TASK GOAL: Without including pictures, set down every record exactly as it stands.
*** Opening THE DATA ***
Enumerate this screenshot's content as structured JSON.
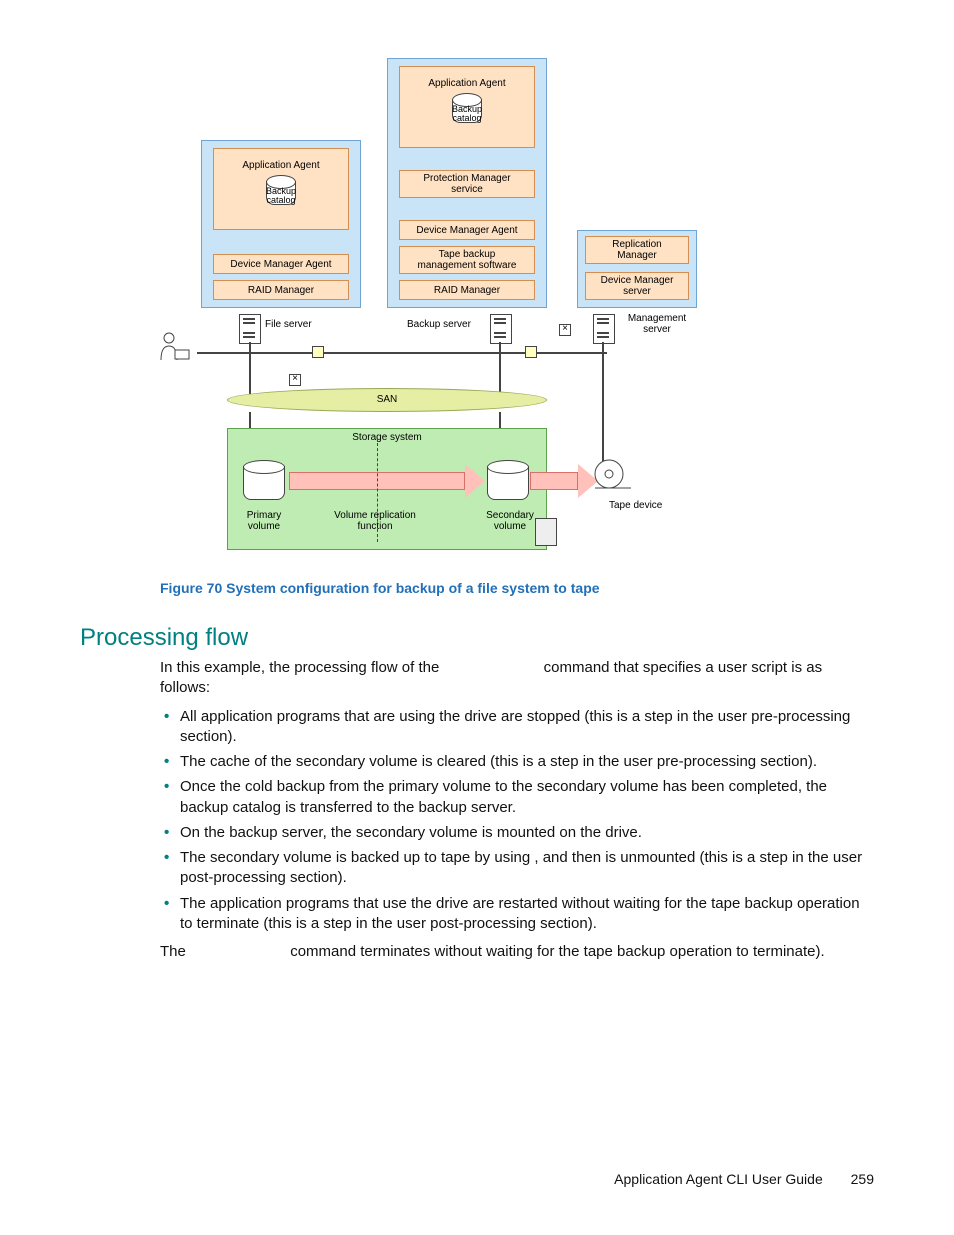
{
  "diagram": {
    "col1": {
      "box_app_agent": "Application Agent",
      "cyl_label_line1": "Backup",
      "cyl_label_line2": "catalog",
      "box_dev_mgr_agent": "Device Manager Agent",
      "box_raid_mgr": "RAID Manager",
      "server_label": "File server"
    },
    "col2": {
      "box_app_agent": "Application Agent",
      "cyl_label_line1": "Backup",
      "cyl_label_line2": "catalog",
      "box_pm_service_line1": "Protection Manager",
      "box_pm_service_line2": "service",
      "box_dev_mgr_agent": "Device Manager Agent",
      "box_tape_sw_line1": "Tape backup",
      "box_tape_sw_line2": "management software",
      "box_raid_mgr": "RAID Manager",
      "server_label": "Backup server"
    },
    "col3": {
      "box_repl_mgr_line1": "Replication",
      "box_repl_mgr_line2": "Manager",
      "box_dm_server_line1": "Device Manager",
      "box_dm_server_line2": "server",
      "server_label_line1": "Management",
      "server_label_line2": "server"
    },
    "san": "SAN",
    "storage_system": "Storage system",
    "primary_volume_line1": "Primary",
    "primary_volume_line2": "volume",
    "vol_repl_fn_line1": "Volume replication",
    "vol_repl_fn_line2": "function",
    "secondary_volume_line1": "Secondary",
    "secondary_volume_line2": "volume",
    "tape_device": "Tape device"
  },
  "figure_caption": "Figure 70 System configuration for backup of a file system to tape",
  "section_heading": "Processing flow",
  "intro_before": "In this example, the processing flow of the ",
  "intro_after": " command that specifies a user script is as follows:",
  "bullets": [
    "All application programs that are using the   drive are stopped (this is a step in the user pre-processing section).",
    "The cache of the secondary volume is cleared (this is a step in the user pre-processing section).",
    "Once the cold backup from the primary volume to the secondary volume has been completed, the backup catalog is transferred to the backup server.",
    "On the backup server, the secondary volume is mounted on the   drive.",
    "The secondary volume is backed up to tape by using              , and then is unmounted (this is a step in the user post-processing section).",
    "The application programs that use the   drive are restarted without waiting for the tape backup operation to terminate (this is a step in the user post-processing section)."
  ],
  "closing_before": "The ",
  "closing_after": " command terminates without waiting for the tape backup operation to terminate).",
  "footer_title": "Application Agent CLI User Guide",
  "page_number": "259"
}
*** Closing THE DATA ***
WORKED SOLUTION:
Enumerate this screenshot's content as structured JSON.
{
  "diagram": {
    "col1": {
      "box_app_agent": "Application Agent",
      "cyl_label_line1": "Backup",
      "cyl_label_line2": "catalog",
      "box_dev_mgr_agent": "Device Manager Agent",
      "box_raid_mgr": "RAID Manager",
      "server_label": "File server"
    },
    "col2": {
      "box_app_agent": "Application Agent",
      "cyl_label_line1": "Backup",
      "cyl_label_line2": "catalog",
      "box_pm_service_line1": "Protection Manager",
      "box_pm_service_line2": "service",
      "box_dev_mgr_agent": "Device Manager Agent",
      "box_tape_sw_line1": "Tape backup",
      "box_tape_sw_line2": "management software",
      "box_raid_mgr": "RAID Manager",
      "server_label": "Backup server"
    },
    "col3": {
      "box_repl_mgr_line1": "Replication",
      "box_repl_mgr_line2": "Manager",
      "box_dm_server_line1": "Device Manager",
      "box_dm_server_line2": "server",
      "server_label_line1": "Management",
      "server_label_line2": "server"
    },
    "san": "SAN",
    "storage_system": "Storage system",
    "primary_volume_line1": "Primary",
    "primary_volume_line2": "volume",
    "vol_repl_fn_line1": "Volume replication",
    "vol_repl_fn_line2": "function",
    "secondary_volume_line1": "Secondary",
    "secondary_volume_line2": "volume",
    "tape_device": "Tape device"
  },
  "figure_caption": "Figure 70 System configuration for backup of a file system to tape",
  "section_heading": "Processing flow",
  "intro_before": "In this example, the processing flow of the ",
  "intro_after": " command that specifies a user script is as follows:",
  "bullets": [
    "All application programs that are using the   drive are stopped (this is a step in the user pre-processing section).",
    "The cache of the secondary volume is cleared (this is a step in the user pre-processing section).",
    "Once the cold backup from the primary volume to the secondary volume has been completed, the backup catalog is transferred to the backup server.",
    "On the backup server, the secondary volume is mounted on the   drive.",
    "The secondary volume is backed up to tape by using              , and then is unmounted (this is a step in the user post-processing section).",
    "The application programs that use the   drive are restarted without waiting for the tape backup operation to terminate (this is a step in the user post-processing section)."
  ],
  "closing_before": "The ",
  "closing_after": " command terminates without waiting for the tape backup operation to terminate).",
  "footer_title": "Application Agent CLI User Guide",
  "page_number": "259"
}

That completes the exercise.